===== Record set
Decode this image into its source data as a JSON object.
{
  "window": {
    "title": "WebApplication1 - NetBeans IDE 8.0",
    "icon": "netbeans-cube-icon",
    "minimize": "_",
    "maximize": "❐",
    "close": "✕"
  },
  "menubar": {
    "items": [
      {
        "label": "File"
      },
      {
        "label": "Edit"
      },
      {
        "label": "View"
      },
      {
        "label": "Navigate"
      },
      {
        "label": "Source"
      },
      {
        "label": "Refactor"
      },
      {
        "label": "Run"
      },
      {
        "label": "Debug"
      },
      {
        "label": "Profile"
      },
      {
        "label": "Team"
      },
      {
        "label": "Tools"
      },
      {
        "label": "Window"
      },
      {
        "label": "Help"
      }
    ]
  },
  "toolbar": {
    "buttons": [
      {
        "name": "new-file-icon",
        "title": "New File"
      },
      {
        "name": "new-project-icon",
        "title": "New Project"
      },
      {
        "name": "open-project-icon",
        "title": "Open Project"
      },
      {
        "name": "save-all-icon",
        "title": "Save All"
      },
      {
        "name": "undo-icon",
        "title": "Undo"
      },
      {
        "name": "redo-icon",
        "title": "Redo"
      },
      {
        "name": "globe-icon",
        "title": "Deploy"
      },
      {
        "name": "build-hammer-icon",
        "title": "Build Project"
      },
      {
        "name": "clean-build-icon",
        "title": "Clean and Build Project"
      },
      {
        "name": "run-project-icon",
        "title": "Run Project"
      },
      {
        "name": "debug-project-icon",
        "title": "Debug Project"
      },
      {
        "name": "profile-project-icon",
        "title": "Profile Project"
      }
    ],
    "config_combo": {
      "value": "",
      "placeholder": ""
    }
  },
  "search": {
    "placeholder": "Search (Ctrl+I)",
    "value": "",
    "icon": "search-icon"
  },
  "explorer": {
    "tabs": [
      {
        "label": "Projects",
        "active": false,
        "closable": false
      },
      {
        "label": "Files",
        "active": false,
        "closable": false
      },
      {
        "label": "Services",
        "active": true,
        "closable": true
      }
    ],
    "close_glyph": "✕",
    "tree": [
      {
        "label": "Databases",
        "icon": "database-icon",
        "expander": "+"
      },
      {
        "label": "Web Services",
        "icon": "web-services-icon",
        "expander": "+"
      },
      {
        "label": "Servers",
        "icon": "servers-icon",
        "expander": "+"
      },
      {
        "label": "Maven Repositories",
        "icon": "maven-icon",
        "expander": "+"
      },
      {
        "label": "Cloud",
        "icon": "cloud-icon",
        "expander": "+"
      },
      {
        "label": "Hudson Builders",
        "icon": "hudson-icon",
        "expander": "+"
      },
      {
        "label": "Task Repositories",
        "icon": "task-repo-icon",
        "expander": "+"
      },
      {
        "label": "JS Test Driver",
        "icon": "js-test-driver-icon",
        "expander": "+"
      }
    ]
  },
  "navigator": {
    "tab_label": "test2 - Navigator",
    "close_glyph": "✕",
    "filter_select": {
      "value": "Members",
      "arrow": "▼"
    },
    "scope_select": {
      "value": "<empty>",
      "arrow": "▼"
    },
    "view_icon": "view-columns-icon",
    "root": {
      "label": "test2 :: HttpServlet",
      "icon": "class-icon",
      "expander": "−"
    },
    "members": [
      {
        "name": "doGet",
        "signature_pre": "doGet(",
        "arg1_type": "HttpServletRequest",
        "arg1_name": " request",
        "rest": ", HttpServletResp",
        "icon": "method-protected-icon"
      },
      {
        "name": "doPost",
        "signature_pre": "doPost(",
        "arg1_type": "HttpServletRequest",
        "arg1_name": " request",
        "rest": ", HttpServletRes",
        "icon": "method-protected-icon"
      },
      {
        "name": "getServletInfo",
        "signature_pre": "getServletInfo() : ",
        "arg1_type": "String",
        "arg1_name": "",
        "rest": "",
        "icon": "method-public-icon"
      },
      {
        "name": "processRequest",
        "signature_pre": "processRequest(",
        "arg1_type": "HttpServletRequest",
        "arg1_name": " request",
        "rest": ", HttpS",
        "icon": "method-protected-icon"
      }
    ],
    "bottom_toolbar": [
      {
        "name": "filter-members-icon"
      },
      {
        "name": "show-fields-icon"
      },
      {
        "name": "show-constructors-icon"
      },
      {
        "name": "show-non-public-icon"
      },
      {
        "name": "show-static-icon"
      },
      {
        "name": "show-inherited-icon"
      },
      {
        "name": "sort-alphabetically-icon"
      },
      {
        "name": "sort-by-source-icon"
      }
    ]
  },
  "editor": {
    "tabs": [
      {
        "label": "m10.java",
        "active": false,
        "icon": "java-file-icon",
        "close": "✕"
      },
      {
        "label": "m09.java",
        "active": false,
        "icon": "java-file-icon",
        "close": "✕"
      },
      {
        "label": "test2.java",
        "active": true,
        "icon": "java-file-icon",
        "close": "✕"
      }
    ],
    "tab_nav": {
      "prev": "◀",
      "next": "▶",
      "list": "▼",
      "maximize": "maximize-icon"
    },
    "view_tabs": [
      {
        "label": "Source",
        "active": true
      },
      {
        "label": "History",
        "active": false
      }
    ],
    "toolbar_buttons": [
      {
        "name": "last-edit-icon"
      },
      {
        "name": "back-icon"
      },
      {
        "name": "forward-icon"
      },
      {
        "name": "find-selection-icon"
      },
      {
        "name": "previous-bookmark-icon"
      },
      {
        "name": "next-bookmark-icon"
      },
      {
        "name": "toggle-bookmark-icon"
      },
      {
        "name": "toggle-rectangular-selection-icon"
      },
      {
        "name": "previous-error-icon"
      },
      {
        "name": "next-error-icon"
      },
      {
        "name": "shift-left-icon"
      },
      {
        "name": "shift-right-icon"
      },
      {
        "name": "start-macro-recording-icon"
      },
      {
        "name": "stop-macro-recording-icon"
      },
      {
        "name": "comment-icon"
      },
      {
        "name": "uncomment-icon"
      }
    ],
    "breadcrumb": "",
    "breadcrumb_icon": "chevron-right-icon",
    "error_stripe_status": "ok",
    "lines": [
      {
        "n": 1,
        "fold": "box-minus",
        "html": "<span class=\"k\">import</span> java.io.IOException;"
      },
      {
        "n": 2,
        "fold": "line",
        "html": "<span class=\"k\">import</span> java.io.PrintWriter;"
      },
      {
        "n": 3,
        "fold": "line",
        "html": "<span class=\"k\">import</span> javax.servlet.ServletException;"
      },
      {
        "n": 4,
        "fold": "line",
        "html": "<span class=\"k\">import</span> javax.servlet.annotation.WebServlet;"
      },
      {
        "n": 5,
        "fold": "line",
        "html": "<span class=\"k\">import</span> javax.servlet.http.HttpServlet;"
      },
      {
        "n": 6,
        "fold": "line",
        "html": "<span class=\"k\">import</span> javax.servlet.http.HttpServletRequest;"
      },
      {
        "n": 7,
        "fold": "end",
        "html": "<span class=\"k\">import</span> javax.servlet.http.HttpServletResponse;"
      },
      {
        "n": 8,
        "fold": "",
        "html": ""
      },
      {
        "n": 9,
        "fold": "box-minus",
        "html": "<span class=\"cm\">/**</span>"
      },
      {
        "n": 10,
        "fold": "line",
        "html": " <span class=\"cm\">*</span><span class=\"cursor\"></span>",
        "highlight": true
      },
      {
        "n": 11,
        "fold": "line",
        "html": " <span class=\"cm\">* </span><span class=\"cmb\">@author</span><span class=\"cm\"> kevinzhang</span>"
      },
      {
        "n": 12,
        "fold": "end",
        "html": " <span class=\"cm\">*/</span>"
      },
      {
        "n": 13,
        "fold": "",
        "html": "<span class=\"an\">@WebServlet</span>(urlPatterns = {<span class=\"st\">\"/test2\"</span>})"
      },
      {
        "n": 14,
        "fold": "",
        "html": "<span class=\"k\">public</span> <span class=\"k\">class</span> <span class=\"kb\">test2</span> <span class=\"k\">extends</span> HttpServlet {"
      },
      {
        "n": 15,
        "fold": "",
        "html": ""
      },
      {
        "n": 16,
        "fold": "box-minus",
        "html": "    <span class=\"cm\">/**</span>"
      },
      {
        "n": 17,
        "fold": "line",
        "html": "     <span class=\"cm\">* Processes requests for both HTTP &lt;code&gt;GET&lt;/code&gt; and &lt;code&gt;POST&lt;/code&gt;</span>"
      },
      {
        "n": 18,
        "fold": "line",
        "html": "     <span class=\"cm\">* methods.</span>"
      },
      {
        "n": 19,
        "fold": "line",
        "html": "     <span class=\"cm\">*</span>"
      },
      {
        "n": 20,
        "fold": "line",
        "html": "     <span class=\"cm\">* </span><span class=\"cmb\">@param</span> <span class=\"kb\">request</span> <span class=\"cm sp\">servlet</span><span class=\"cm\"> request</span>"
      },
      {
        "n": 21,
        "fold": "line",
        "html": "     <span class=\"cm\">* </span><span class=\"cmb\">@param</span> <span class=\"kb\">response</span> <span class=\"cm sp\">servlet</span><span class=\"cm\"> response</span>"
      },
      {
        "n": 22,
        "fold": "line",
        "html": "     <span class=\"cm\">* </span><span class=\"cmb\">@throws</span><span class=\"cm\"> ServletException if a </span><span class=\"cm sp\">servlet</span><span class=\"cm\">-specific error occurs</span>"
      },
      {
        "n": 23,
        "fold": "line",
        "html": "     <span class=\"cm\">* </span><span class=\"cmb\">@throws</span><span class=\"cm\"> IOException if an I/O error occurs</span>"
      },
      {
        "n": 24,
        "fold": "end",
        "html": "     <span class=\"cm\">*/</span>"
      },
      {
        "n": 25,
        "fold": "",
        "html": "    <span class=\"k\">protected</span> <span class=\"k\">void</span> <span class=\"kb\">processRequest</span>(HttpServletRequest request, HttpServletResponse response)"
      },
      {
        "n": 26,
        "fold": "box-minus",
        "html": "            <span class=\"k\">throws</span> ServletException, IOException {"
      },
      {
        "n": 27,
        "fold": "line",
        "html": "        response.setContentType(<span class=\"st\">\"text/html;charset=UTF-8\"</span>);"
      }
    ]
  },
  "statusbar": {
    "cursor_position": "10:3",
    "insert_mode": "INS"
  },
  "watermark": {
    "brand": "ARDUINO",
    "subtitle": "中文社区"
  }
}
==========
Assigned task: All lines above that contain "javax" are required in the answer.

Answer for this exercise:
        "html": "<span class=\"k\">import</span> javax.servlet.ServletException;"
        "html": "<span class=\"k\">import</span> javax.servlet.annotation.WebServlet;"
        "html": "<span class=\"k\">import</span> javax.servlet.http.HttpServlet;"
        "html": "<span class=\"k\">import</span> javax.servlet.http.HttpServletRequest;"
        "html": "<span class=\"k\">import</span> javax.servlet.http.HttpServletResponse;"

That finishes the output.